THE PROBLEM >> Reproduce all entries precisely as they are written.

[Component data from apps and pages]
┏━━
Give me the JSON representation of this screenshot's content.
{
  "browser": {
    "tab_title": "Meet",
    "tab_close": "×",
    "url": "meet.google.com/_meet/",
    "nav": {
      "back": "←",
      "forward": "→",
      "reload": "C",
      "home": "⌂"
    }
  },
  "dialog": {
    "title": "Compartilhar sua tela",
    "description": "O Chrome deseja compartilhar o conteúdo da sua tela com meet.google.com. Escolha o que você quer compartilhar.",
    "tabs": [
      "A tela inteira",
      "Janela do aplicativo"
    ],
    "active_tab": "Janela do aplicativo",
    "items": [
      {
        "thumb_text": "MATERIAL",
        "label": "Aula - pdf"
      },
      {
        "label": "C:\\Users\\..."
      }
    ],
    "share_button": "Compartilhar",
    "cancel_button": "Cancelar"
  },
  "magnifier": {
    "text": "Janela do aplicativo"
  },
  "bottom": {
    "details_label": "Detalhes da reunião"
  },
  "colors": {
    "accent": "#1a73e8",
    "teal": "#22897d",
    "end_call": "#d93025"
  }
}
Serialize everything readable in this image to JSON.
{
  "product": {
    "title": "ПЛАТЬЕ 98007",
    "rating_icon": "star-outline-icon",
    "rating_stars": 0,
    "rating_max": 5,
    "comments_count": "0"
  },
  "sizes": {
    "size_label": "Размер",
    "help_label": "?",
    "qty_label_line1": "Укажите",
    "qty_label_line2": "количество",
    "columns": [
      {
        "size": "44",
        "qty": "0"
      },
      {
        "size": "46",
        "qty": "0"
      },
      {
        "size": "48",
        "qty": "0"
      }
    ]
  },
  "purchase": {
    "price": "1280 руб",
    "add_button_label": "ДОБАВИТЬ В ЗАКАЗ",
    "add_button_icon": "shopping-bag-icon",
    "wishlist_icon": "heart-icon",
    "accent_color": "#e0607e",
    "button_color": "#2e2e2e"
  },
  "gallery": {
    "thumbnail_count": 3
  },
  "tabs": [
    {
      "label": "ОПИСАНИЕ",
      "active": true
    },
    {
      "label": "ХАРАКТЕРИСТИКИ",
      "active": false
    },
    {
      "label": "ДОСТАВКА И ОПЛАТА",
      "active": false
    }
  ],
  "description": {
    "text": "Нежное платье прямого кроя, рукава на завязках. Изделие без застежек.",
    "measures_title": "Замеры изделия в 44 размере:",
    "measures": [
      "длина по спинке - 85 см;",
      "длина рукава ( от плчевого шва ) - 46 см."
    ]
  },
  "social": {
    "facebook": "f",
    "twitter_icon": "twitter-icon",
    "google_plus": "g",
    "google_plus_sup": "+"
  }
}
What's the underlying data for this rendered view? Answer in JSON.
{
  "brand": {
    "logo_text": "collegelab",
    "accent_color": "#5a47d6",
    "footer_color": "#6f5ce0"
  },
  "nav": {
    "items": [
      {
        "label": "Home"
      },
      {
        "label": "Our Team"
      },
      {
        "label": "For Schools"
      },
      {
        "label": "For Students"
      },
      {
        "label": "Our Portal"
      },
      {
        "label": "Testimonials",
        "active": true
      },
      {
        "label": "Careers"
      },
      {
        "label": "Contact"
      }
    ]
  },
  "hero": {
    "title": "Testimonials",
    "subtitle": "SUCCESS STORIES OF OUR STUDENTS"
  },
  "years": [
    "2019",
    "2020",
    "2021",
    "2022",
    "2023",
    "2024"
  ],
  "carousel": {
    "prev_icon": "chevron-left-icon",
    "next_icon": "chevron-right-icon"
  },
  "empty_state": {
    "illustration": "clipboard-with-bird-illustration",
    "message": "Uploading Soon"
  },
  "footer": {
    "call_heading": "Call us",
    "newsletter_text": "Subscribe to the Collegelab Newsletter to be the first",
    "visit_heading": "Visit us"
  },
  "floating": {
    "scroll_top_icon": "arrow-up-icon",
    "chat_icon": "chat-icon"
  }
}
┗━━
YOUR RESPONSE >>
Give me the JSON representation of this screenshot's content.
{
  "browser": {
    "tab_title": "Meet",
    "tab_close": "×",
    "url": "meet.google.com/_meet/",
    "nav": {
      "back": "←",
      "forward": "→",
      "reload": "C",
      "home": "⌂"
    }
  },
  "dialog": {
    "title": "Compartilhar sua tela",
    "description": "O Chrome deseja compartilhar o conteúdo da sua tela com meet.google.com. Escolha o que você quer compartilhar.",
    "tabs": [
      "A tela inteira",
      "Janela do aplicativo"
    ],
    "active_tab": "Janela do aplicativo",
    "items": [
      {
        "thumb_text": "MATERIAL",
        "label": "Aula - pdf"
      },
      {
        "label": "C:\\Users\\..."
      }
    ],
    "share_button": "Compartilhar",
    "cancel_button": "Cancelar"
  },
  "magnifier": {
    "text": "Janela do aplicativo"
  },
  "bottom": {
    "details_label": "Detalhes da reunião"
  },
  "colors": {
    "accent": "#1a73e8",
    "teal": "#22897d",
    "end_call": "#d93025"
  }
}
Serialize everything readable in this image to JSON.
{
  "product": {
    "title": "ПЛАТЬЕ 98007",
    "rating_icon": "star-outline-icon",
    "rating_stars": 0,
    "rating_max": 5,
    "comments_count": "0"
  },
  "sizes": {
    "size_label": "Размер",
    "help_label": "?",
    "qty_label_line1": "Укажите",
    "qty_label_line2": "количество",
    "columns": [
      {
        "size": "44",
        "qty": "0"
      },
      {
        "size": "46",
        "qty": "0"
      },
      {
        "size": "48",
        "qty": "0"
      }
    ]
  },
  "purchase": {
    "price": "1280 руб",
    "add_button_label": "ДОБАВИТЬ В ЗАКАЗ",
    "add_button_icon": "shopping-bag-icon",
    "wishlist_icon": "heart-icon",
    "accent_color": "#e0607e",
    "button_color": "#2e2e2e"
  },
  "gallery": {
    "thumbnail_count": 3
  },
  "tabs": [
    {
      "label": "ОПИСАНИЕ",
      "active": true
    },
    {
      "label": "ХАРАКТЕРИСТИКИ",
      "active": false
    },
    {
      "label": "ДОСТАВКА И ОПЛАТА",
      "active": false
    }
  ],
  "description": {
    "text": "Нежное платье прямого кроя, рукава на завязках. Изделие без застежек.",
    "measures_title": "Замеры изделия в 44 размере:",
    "measures": [
      "длина по спинке - 85 см;",
      "длина рукава ( от плчевого шва ) - 46 см."
    ]
  },
  "social": {
    "facebook": "f",
    "twitter_icon": "twitter-icon",
    "google_plus": "g",
    "google_plus_sup": "+"
  }
}
What's the underlying data for this rendered view? Answer in JSON.
{
  "brand": {
    "logo_text": "collegelab",
    "accent_color": "#5a47d6",
    "footer_color": "#6f5ce0"
  },
  "nav": {
    "items": [
      {
        "label": "Home"
      },
      {
        "label": "Our Team"
      },
      {
        "label": "For Schools"
      },
      {
        "label": "For Students"
      },
      {
        "label": "Our Portal"
      },
      {
        "label": "Testimonials",
        "active": true
      },
      {
        "label": "Careers"
      },
      {
        "label": "Contact"
      }
    ]
  },
  "hero": {
    "title": "Testimonials",
    "subtitle": "SUCCESS STORIES OF OUR STUDENTS"
  },
  "years": [
    "2019",
    "2020",
    "2021",
    "2022",
    "2023",
    "2024"
  ],
  "carousel": {
    "prev_icon": "chevron-left-icon",
    "next_icon": "chevron-right-icon"
  },
  "empty_state": {
    "illustration": "clipboard-with-bird-illustration",
    "message": "Uploading Soon"
  },
  "footer": {
    "call_heading": "Call us",
    "newsletter_text": "Subscribe to the Collegelab Newsletter to be the first",
    "visit_heading": "Visit us"
  },
  "floating": {
    "scroll_top_icon": "arrow-up-icon",
    "chat_icon": "chat-icon"
  }
}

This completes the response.